== Work instruction ==
This task calls for copying each line below that contains "JSON".
::::::::
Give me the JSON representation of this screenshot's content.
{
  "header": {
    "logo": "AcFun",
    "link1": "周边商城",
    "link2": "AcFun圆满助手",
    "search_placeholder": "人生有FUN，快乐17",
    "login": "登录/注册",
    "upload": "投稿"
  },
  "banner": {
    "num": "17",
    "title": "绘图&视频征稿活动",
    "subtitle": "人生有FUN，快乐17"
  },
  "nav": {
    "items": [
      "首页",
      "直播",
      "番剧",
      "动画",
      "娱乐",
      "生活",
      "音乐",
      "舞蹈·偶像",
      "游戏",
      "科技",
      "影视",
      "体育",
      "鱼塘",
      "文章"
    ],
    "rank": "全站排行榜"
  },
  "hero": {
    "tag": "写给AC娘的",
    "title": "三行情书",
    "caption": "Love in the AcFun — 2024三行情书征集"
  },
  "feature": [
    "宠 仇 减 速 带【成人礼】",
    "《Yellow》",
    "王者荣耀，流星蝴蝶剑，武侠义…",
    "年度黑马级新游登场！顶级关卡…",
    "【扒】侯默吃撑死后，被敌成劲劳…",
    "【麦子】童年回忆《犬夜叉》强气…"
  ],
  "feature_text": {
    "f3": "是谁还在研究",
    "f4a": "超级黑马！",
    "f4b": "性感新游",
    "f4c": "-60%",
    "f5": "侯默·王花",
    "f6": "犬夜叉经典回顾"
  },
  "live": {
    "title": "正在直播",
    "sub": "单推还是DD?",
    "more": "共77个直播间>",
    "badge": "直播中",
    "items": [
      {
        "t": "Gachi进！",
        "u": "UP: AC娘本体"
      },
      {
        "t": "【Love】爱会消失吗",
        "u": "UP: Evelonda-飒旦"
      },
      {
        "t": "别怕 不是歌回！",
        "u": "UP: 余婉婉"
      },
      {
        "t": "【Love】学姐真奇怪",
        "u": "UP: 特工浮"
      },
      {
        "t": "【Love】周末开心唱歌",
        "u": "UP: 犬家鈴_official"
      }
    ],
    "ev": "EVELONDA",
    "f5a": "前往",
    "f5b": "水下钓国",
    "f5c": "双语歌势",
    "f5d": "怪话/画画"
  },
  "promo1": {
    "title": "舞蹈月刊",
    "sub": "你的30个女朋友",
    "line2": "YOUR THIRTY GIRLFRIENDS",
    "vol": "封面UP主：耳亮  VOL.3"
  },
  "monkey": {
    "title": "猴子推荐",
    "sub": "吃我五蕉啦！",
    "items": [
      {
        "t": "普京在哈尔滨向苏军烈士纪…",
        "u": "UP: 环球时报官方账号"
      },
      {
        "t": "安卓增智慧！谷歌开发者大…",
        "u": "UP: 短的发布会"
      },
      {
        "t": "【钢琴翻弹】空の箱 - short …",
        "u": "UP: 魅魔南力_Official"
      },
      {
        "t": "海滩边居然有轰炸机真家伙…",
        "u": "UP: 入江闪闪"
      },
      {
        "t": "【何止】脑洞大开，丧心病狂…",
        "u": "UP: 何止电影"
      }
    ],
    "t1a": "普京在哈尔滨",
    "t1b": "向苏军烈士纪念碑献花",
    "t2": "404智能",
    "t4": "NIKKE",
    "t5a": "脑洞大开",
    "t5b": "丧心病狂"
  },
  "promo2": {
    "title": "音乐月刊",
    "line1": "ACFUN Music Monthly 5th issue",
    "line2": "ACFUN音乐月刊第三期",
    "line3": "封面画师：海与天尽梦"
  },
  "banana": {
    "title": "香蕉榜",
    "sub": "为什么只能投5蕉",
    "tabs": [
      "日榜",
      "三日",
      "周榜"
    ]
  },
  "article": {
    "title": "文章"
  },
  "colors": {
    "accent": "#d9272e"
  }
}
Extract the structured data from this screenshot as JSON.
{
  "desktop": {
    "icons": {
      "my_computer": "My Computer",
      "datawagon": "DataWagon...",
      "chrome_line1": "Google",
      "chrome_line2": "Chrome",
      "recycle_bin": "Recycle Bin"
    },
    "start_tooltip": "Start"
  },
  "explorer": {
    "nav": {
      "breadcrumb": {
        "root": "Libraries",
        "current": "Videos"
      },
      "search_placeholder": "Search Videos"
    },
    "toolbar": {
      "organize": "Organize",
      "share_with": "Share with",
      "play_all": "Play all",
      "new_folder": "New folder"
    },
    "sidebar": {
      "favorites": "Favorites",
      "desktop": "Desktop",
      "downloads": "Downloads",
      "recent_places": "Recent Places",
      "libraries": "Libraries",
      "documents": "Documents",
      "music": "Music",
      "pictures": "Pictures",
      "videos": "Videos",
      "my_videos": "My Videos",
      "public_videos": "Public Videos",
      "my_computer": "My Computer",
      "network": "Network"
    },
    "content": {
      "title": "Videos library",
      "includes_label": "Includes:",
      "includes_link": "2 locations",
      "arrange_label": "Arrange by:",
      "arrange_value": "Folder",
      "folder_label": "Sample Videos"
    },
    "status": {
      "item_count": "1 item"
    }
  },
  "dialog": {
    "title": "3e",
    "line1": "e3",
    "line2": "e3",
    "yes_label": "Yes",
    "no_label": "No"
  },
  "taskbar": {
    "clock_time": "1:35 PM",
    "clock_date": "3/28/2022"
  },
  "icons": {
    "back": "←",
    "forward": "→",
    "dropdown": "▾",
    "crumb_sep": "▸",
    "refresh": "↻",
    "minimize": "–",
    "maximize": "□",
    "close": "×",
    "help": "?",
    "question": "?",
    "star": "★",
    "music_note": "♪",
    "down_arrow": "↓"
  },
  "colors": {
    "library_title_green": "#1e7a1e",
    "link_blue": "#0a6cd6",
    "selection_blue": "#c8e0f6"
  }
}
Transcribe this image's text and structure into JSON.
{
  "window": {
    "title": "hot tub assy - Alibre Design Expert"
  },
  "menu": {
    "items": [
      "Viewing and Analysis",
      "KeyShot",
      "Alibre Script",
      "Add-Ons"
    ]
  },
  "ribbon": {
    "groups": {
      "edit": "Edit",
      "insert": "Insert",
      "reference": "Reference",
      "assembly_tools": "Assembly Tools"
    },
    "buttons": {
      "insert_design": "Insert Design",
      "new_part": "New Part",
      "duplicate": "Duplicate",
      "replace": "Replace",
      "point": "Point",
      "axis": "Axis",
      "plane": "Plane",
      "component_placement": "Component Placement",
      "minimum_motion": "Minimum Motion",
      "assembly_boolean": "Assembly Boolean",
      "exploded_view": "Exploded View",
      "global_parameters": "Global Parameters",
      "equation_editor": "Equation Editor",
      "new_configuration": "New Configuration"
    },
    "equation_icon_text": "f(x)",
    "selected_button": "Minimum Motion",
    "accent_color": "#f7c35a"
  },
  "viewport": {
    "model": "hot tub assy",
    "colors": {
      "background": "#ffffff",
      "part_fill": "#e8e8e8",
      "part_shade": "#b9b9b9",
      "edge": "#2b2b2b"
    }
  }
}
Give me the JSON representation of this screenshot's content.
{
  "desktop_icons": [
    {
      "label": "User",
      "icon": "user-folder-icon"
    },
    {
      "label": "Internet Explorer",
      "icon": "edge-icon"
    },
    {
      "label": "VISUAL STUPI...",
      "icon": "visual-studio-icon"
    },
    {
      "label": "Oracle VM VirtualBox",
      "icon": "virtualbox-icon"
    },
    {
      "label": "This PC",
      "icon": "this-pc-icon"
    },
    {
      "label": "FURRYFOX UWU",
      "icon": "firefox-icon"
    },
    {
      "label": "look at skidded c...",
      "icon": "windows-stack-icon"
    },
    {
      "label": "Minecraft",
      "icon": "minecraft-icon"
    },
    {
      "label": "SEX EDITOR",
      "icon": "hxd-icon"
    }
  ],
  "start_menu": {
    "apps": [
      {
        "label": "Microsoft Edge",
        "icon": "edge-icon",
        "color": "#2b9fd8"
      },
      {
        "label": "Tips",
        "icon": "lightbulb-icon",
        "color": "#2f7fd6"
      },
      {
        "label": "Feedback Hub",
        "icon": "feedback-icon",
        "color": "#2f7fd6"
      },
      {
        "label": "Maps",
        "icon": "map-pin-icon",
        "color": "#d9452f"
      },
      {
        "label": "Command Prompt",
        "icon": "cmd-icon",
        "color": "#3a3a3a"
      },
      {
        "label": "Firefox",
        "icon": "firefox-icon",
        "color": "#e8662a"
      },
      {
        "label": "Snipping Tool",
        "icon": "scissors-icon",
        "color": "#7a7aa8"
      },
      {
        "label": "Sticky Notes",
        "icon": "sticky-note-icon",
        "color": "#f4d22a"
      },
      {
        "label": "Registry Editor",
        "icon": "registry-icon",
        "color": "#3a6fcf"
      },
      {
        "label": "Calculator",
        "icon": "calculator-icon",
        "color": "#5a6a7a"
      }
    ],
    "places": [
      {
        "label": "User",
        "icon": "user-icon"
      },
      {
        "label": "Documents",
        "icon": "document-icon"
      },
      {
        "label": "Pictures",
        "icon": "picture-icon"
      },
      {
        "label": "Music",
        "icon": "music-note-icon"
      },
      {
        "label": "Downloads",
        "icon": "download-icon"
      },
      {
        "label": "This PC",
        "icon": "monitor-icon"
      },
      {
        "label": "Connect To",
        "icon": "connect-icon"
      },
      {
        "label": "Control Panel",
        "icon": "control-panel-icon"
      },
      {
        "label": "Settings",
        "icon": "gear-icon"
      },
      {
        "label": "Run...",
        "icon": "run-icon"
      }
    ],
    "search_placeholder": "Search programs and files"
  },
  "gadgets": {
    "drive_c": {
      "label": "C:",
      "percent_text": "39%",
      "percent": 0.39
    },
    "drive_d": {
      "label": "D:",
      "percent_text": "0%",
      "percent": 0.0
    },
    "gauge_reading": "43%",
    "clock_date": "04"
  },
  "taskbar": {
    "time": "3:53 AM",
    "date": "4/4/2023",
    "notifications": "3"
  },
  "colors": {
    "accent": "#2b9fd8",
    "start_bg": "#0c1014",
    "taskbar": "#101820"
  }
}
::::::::
== Answer for this exercise ==
Give me the JSON representation of this screenshot's content.
Extract the structured data from this screenshot as JSON.
Transcribe this image's text and structure into JSON.
Give me the JSON representation of this screenshot's content.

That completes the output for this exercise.